Virat Kohli’s men entered the first Test without their premier fast bowlers – Bhuvneshwar Kumar and Jasprit Bumrah. That meant the Delhi pacer had to make up for their absence and lead the Indian attack.
He did that in fine fashion on Friday, picking up 5-51 to bring India right back into the Test and give the visitors great shot at victory.
Here we analyse the performance of Ishant in the second innings on Friday.
RUNS CONCEDED: 51
Ishant was at his absolute best on Friday. Getting the ball to move a long way after pitching, Ishant made England batsmen play at the deliveries and his bowling from around the wicket was especially effective. The 29-year-old took four wickets either side of lunch and finished with a five-for which set up the match nicely. He generally comes up with one brilliant spell every Test and luckily for India, it came at a critical juncture.
His angles. Ishant was getting the ball to move considerably after pitching and he used different angles to the left-handed Dawid Malan and Ben Stokes. The acute change was directed at the stumps, which meant both batsmen had to play at it but could only manage an edge.
He got Jonny Bairstow and Jos Buttler with late away moving deliveries bowled from slightly wide of the crease. A masterclass in control and execution.

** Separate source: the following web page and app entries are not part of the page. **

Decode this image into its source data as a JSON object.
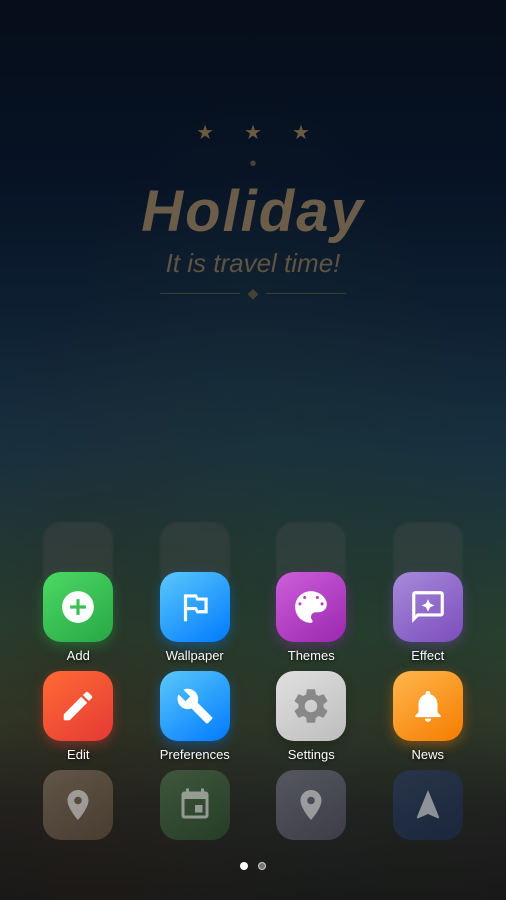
{
  "background": {
    "alt": "Holiday beach wallpaper"
  },
  "holiday": {
    "stars": [
      "★",
      "★",
      "★"
    ],
    "title": "Holiday",
    "subtitle": "It is travel time!",
    "dots": [
      "•",
      "•",
      "•"
    ]
  },
  "page_dots": [
    {
      "active": true
    },
    {
      "active": false
    }
  ],
  "app_rows": [
    {
      "apps": [
        {
          "id": "add",
          "label": "Add"
        },
        {
          "id": "wallpaper",
          "label": "Wallpaper"
        },
        {
          "id": "themes",
          "label": "Themes"
        },
        {
          "id": "effect",
          "label": "Effect"
        }
      ]
    },
    {
      "apps": [
        {
          "id": "edit",
          "label": "Edit"
        },
        {
          "id": "preferences",
          "label": "Preferences"
        },
        {
          "id": "settings",
          "label": "Settings"
        },
        {
          "id": "news",
          "label": "News"
        }
      ]
    }
  ]
}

Started to lose his line once Sam Curran and Adil Rashid showed some defiance and went after the ball with hard hands. Ishant should have stuck to his original plan of bowling at the six stump as there was enough help on offer and the lower-order batsmen might have nicked the ball sooner rather than later. After reducing England to 87-7, he should have finished things off in that spell.
Ishant Sharma has turned this match. With England's powerful middle order still to bat, they had a chance of swelling their lead, but India's WinViz now stands at 97%, and they smell blood. #ENGvIND pic.twitter.com/v4ktJmpRRV— The Cricket Prof. (@CricProf) August 3, 2018
VERDICT: 8 out of 10
One of the finest efforts from Ishant when the team needed it the most. Had England’s top-order taken the score past 100, India would have been batted out of the Test by the second session on Friday. Thirteen overs of high quality seam and pace bowling from the leader of the pack. Showed he is capable of carrying the burden in the absence of star pacers.
INDIA’S SLIP CATCHING
It’s one thing to get the edges, another to hold on to the catches. Just ask Dawid Malan who grassed chances in both innings. During Ishant’s spell either side of lunch, India held on to some tough chances. Ajinkya Rahane held onto a fine opportunity off Malan at gully while Virat Kohli held on a fine chance off Stokes. India’s slip catching faltered later in the innings, which showed how important slip fielders are in such conditions.
Ishant has the tendency to bowl no-balls, given his tall frame. He did bowl a no-ball in the second innings. But more importantly, it was his dismissal of Jos Buttler that almost wasn’t as he just about managed to get some part of his foot behind the line. No other Indian bowler bowled a no ball in the second innings and had Buttler’s dismissal been reversed, it could have proven costly.
India fast bowler Mohammed Shami was excellent on the opening day of the first Test against England in Birmingham. Bowling with high intensity from the first over itself, Shami maintained a tight line and bowled at good pace throughout the day.
His only had two wickets to show for his efforts but Shami posed tough questions in every spell and was a treat to watch. What made his effort even more remarkable is the fact it came after a tough few months earlier in the year where he met with an accident and was involved in a domestic dispute with his wife.
Shami proved why he is valued so highly by the Indians team. Here is an analysis of his effort on Wednesday.
RUNS CONCEDED: 64
The one bowler who was expected to be undercooked coming into the first Test turned out to be one of the most effective. Shami bowled with venom, touching 90mph and getting late swing all day. He beat the bat numerous times with extravagant swing and on another day would have ended with five wickets. He generally takes his time to get into the groove but on Wednesday, Shami was spot on.
Pace and swing. Shami pitched the ball up and moved the ball both ways. His attack from round the stumps to the left handed Keaton Jennings and Dawid Malan was excellent as he got the ball to hurry of the surface. He was the only Indian quick to hit the bat hard. If he keeps up this form, India will be well served.
This is the Shami India were looking for in South Africa. #ENGvIND— Chetan Narula (@chetannarula) August 1, 2018
When you get enough help from the pitch, the onus is on you to make it count. No point beating the bat all day and ending up with just two scalps. Shami’s experience should have told him to change his line of attack to get nicks, lbw or bowled. When the going is good, you need to cash in as a bowler because there will be days when you bowl on tracks flat as a table.
VERDICT: 7 out of 10
It could have been so much more in the wickets column. But can’t fault Shami for the skill and discipline he showed. Has given India great hope that they can get 20 wickets quickly even without Jasprit Bumrah and Bhuvneshwar Kumar in England.